By Janmejaya Sinha
As the virus devastates lives and livelihoods, one unintended victim will be Indian banking. In the new language of the virus, those with co-morbidities will suffer. In the economic sense, public sector banks (PSBs) entered the crisis quite fragile, and are likely to be seriously hit. The economy will see growth rates take a 10% negative swing. Some sectors will be ravaged. The knock-on effects from these sectors will flow directly to banks. Many of their loans will go bad. RBI had allowed moratoriums, which will bunch up and could create a negative impact by next year. RBI had no choice then, and, now thankfully, has allowed a one-time restructuring of loans to companies in the ravaged sectors to even this out. But, the severity of the crisis cannot be wished away.
Banks will need capital; otherwise, they will essentially be bankrupt. Insecurity in the populace is high—Rs 200,000 lakh crore went to savings accounts in SBI as a rush to safety. The risk premium between the rate SBI offered on savings (2.75%) and that offered by some private players of around 7%, captures the concern. How should the government respond?
The basic choice will be determined by RBI. Either RBI can loosen its prudential norms to a pre-1992 era and not recognise bad loans. This will allow banks to carry on operating with a lower velocity of credit in the economy, given government ownership prevents runs on banks, as depositors feel their savings are safe. Or RBI could insist on a recapitalisation of the banks by an extremely cash strapped government. Those who look west for all their answers will find the first answer heretical. Those who look East (at China, Korea, Taiwan) may be less shocked. However, both options are tough.
In all this, is there a sensible option? Remarkably, there is. It is well known and has been around for 25 years. It is not hard to do, but some mental block prevents it from happening. The government could become the single largest owner of nationalised banks instead of being a majority owner. It could bring its shareholding down, below 50%. The same rules as RBI has for private banks where a promoter cannot hold more than 26%. No other owner could own more than 5%. This is a powerful, overdue, recommendation.
The government remains the owner. However, the banks’ management then get decision-making autonomy. Needless interference and the paralysing fear of vigilance goes away. It affords HR the freedom to recruit, retain and develop talent. In all of this, it does not restrict the ability of the government to direct these banks in a “non-discretionary” way. Non-discretionary in line with policy, but protected from discretionary interventions to provide meals at a political rally or run guest houses that bureaucrats could use. By bringing ownership down to 26%, the government’s need to provide capital to these banks goes away. In fact, due to the dramatic rise in book value that will accompany this action, it will give the government more capital than the value of its current larger holding.
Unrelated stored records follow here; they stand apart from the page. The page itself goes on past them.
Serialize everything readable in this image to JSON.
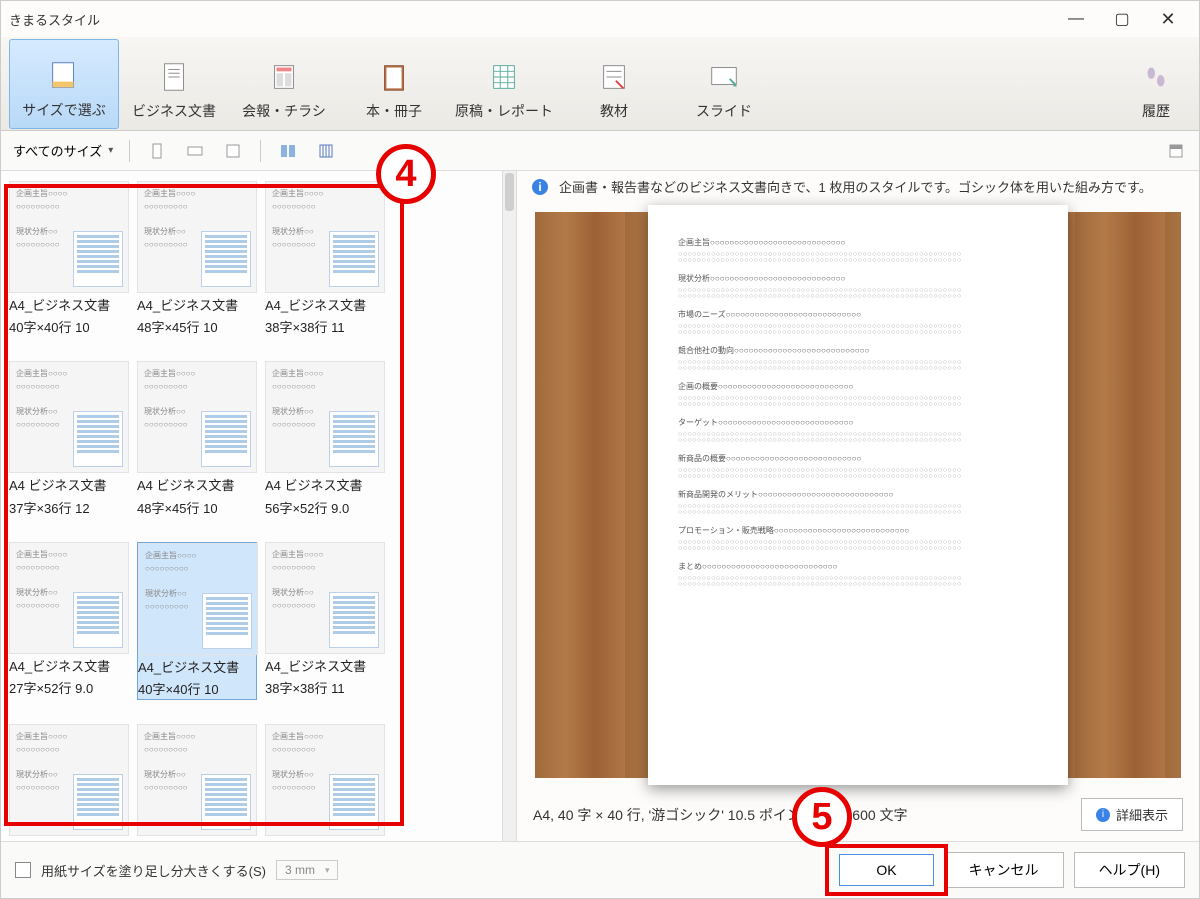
{
  "titlebar": {
    "title": "きまるスタイル"
  },
  "ribbon": {
    "items": [
      {
        "label": "サイズで選ぶ"
      },
      {
        "label": "ビジネス文書"
      },
      {
        "label": "会報・チラシ"
      },
      {
        "label": "本・冊子"
      },
      {
        "label": "原稿・レポート"
      },
      {
        "label": "教材"
      },
      {
        "label": "スライド"
      }
    ],
    "history": {
      "label": "履歴"
    }
  },
  "toolbar2": {
    "sizeFilter": "すべてのサイズ"
  },
  "gallery": {
    "thumbHeader1": "企画主旨○○○○",
    "thumbHeader2": "○○○○○○○○○",
    "thumbHeader3": "現状分析○○",
    "items": [
      {
        "line1": "A4_ビジネス文書",
        "line2": "40字×40行  10"
      },
      {
        "line1": "A4_ビジネス文書",
        "line2": "48字×45行  10"
      },
      {
        "line1": "A4_ビジネス文書",
        "line2": "38字×38行  11"
      },
      {
        "line1": "A4  ビジネス文書",
        "line2": "37字×36行  12"
      },
      {
        "line1": "A4  ビジネス文書",
        "line2": "48字×45行  10"
      },
      {
        "line1": "A4  ビジネス文書",
        "line2": "56字×52行  9.0"
      },
      {
        "line1": "A4_ビジネス文書",
        "line2": "27字×52行  9.0"
      },
      {
        "line1": "A4_ビジネス文書",
        "line2": "40字×40行  10"
      },
      {
        "line1": "A4_ビジネス文書",
        "line2": "38字×38行  11"
      },
      {
        "line1": "",
        "line2": ""
      },
      {
        "line1": "",
        "line2": ""
      },
      {
        "line1": "",
        "line2": ""
      }
    ]
  },
  "description": "企画書・報告書などのビジネス文書向きで、1 枚用のスタイルです。ゴシック体を用いた組み方です。",
  "preview": {
    "sections": [
      "企画主旨",
      "現状分析",
      "市場のニーズ",
      "競合他社の動向",
      "企画の概要",
      "ターゲット",
      "新商品の概要",
      "新商品開発のメリット",
      "プロモーション・販売戦略",
      "まとめ"
    ]
  },
  "infoRow": "A4,   40 字 × 40 行,   '游ゴシック' 10.5 ポイント,   約 1,600 文字",
  "detailBtn": "詳細表示",
  "footer": {
    "bleedLabel": "用紙サイズを塗り足し分大きくする(S)",
    "bleedValue": "3 mm",
    "ok": "OK",
    "cancel": "キャンセル",
    "help": "ヘルプ(H)"
  },
  "annotations": {
    "step4": "4",
    "step5": "5"
  }
}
More broadly, such a model will go towards levelling the playing field in terms of ownership norms.
It could also possibly provide a model for the world, especially developing countries, where you marry the stability of government ownership with the dynamic pressure of market forces seeking efficiency and profitability. It challenges the simplistic notions of privatisation that we always talk about looking at the west as the ideal type. Private banks in the US have had crises at regulator intervals, most recently in 2008. Innovation in financial services has also mostly come from outside the industry. Financial innovations within the industry have largely profited the players and negatively impacted the consumers—thereafter, the industry has been good at privatising profits and socialising losses.
Some accompanying reforms can also help. Large non-bank finance companies (NBFCs) should be forcibly converted or acquired by banks to mitigate systemic risk. While easy NBFC licensing should continue to spur financial innovation, NBFCs over a certain size should be converted into banks. The logic of allowing entities to borrow short term money wholesale and lend longer term is without logic. They have existed due to the inefficiencies of PSBs, and due to the constraints they have operated under. Bringing government ownership levels down will hurt NBFCs anyway, but I have always struggled to understand the essential illogic of allowing industrial houses NBFC ownership, but preventing them from owning banks. As if an industrial house will find it easier to default on an Indian depositor rather than a public sector bank (from where they currently get most of their funds).
With this same penchant of looking west rather than east, India prematurely abolished development finance institutions (DFI) when the government forced IDBI to become a commercial bank. Concessional funding to DFIs was stopped, and SLR status was taken away from their bonds, making their model unviable. Since then, project finance and money for infrastructure was to come from commercial banks. The system did not work so well, and since then all experiments at creating institutions that would tap into the bond markets—IDFC, IIFL, NIIF—have all failed. China in the meantime has created two new DFIs in addition to the big ones it already had, lending trillions of dollars in project finance.
I don’t even want to go into other regulatory anomalies like cooperative banks in this piece. I will just end by continuing to wonder what is it that prevents the government from bringing down its holdings in PSBs to below 50%, but above 26% shareholding. Someday, somewhere, someone will be able to explain this to me. Till then the thought for a post-Covid world is to imagine a new PSB avatar—a model for the world?